▶ Task description
State the number of lines in these records holding "icon". Say nothing more.

▶ Extracted material
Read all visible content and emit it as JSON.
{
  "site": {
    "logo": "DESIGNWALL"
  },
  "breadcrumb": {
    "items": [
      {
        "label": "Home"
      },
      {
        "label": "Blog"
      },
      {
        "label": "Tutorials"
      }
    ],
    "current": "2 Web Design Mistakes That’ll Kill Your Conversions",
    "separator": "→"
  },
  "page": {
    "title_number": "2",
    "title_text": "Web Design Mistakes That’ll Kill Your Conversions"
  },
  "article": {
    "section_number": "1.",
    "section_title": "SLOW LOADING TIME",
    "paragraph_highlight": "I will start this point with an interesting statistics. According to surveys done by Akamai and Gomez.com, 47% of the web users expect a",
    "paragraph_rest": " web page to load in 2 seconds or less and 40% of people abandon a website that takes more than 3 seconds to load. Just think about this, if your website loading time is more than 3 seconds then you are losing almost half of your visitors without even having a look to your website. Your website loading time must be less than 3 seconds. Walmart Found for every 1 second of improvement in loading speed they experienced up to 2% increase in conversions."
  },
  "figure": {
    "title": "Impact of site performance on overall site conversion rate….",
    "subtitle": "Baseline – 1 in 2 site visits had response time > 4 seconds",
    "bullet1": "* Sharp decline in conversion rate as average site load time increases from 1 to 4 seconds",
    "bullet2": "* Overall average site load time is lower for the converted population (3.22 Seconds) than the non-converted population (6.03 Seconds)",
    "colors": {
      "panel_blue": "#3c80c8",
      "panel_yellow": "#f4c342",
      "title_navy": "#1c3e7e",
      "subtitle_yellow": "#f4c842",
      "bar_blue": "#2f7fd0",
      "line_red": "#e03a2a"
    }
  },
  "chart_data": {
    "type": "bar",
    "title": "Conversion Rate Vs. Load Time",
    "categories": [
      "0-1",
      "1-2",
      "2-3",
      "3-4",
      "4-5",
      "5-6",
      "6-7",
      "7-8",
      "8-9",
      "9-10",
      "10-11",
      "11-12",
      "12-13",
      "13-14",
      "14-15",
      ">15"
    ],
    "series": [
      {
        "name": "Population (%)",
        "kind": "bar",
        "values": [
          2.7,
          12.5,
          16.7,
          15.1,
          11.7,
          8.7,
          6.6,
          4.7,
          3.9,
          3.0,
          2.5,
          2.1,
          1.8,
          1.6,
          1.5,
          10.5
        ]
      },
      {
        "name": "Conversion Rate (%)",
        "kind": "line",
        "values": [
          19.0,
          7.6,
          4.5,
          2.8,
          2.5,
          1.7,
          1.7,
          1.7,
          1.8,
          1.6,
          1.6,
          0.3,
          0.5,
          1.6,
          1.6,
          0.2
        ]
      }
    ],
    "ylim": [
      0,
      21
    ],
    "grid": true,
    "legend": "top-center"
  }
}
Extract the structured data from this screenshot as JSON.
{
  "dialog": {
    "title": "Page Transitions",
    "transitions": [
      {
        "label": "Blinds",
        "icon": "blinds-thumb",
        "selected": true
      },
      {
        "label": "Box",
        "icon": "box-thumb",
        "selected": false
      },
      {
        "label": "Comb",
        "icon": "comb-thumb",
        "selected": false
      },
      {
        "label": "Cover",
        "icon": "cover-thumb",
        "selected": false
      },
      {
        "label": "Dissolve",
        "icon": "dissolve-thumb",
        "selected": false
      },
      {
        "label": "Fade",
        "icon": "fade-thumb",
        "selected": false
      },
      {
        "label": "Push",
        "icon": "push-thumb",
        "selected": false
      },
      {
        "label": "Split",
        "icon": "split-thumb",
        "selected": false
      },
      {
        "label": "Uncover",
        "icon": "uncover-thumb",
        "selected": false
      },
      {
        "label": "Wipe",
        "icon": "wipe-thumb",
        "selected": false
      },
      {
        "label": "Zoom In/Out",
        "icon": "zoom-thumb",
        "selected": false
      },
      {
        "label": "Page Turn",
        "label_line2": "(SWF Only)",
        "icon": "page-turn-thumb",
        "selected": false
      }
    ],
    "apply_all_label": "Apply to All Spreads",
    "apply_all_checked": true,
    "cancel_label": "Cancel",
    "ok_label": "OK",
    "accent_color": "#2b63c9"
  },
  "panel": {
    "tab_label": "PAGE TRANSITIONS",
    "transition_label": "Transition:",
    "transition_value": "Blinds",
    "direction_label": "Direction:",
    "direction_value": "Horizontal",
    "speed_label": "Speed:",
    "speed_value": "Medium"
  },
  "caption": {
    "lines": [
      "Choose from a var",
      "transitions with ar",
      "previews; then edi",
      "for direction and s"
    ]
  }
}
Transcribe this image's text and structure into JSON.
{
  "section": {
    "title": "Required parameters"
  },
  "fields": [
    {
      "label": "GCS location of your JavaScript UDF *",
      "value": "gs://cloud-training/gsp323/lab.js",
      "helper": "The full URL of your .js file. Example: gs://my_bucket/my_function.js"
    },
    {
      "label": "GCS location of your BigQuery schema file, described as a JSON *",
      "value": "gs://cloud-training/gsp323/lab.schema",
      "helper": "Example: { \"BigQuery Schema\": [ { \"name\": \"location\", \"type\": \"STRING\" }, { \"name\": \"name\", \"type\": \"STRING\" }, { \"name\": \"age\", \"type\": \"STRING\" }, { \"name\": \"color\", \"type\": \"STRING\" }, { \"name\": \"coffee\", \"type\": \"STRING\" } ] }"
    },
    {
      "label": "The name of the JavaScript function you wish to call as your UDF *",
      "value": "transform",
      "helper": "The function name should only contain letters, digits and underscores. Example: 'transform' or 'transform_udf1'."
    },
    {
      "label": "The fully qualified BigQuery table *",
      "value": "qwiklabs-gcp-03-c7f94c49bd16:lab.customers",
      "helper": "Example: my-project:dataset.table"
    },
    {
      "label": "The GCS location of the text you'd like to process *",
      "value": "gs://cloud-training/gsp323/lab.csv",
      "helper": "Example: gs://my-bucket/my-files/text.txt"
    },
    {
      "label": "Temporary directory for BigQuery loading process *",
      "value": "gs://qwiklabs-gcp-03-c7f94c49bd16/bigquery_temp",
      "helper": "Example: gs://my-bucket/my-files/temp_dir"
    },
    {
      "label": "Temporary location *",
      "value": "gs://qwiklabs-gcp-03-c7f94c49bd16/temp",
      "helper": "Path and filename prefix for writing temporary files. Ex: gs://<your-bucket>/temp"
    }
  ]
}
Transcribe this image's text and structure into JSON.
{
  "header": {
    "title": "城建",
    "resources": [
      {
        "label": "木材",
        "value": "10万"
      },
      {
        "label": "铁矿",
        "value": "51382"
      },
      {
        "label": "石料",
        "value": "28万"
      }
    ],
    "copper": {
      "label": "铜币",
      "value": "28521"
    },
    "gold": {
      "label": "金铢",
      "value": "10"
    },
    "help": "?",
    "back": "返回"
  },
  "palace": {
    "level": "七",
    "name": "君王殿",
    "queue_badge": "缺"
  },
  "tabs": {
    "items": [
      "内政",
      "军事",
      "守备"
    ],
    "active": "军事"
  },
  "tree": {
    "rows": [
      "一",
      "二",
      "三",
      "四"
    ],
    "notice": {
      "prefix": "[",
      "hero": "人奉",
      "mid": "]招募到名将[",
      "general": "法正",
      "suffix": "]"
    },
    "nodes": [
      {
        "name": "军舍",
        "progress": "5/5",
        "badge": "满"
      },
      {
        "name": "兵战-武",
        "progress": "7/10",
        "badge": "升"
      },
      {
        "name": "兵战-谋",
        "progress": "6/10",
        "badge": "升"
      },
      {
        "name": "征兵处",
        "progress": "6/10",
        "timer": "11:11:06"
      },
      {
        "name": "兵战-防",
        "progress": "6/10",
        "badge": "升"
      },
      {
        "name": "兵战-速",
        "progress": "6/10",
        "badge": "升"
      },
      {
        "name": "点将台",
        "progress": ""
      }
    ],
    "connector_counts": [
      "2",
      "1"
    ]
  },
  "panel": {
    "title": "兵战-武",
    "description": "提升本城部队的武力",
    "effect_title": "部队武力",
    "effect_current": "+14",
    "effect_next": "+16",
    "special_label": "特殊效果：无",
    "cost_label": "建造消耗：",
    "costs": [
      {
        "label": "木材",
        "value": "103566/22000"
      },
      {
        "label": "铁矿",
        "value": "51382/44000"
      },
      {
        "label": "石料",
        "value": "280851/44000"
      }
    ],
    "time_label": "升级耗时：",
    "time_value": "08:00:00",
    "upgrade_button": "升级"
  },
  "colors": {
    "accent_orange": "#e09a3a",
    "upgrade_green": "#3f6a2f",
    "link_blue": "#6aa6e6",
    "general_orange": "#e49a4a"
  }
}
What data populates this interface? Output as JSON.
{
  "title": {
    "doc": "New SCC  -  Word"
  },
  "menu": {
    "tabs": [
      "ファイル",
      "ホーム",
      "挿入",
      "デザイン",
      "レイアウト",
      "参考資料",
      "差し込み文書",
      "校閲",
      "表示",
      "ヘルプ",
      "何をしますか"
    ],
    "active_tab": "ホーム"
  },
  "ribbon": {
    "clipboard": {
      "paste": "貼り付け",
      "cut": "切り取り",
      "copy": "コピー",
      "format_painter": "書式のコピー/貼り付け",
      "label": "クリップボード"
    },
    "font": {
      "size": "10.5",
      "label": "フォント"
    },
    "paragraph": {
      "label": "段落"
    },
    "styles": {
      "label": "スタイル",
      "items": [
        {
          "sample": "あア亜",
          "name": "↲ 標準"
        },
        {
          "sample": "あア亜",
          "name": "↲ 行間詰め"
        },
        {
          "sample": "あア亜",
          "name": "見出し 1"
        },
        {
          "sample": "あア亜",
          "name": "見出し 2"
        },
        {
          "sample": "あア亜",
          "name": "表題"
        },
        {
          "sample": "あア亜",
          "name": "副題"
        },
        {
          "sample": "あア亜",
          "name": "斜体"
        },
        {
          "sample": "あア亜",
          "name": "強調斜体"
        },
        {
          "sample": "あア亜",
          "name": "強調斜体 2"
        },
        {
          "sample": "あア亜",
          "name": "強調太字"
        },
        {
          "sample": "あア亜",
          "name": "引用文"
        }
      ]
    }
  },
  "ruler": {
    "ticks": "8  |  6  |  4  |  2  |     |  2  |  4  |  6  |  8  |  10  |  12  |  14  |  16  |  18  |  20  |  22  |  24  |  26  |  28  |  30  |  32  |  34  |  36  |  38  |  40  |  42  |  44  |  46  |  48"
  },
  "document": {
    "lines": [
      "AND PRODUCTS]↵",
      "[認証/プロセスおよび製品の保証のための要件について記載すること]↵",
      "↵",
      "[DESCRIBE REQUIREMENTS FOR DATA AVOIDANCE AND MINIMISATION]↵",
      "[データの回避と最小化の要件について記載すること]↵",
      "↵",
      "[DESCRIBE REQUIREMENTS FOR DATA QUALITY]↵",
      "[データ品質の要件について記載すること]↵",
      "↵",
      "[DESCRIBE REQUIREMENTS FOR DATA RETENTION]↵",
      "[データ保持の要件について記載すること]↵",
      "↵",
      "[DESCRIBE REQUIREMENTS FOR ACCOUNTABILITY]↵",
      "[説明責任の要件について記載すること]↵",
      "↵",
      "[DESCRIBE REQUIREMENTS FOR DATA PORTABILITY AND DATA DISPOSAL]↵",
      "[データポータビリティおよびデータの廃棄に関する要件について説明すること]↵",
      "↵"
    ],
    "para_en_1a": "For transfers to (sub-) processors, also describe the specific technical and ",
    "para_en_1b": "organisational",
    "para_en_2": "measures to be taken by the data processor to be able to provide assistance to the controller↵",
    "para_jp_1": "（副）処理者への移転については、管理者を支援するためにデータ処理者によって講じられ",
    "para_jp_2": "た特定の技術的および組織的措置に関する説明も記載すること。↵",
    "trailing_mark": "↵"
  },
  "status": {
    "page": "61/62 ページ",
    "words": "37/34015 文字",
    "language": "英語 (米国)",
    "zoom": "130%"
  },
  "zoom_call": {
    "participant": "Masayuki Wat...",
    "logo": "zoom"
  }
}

▶ Answer to the exercise
12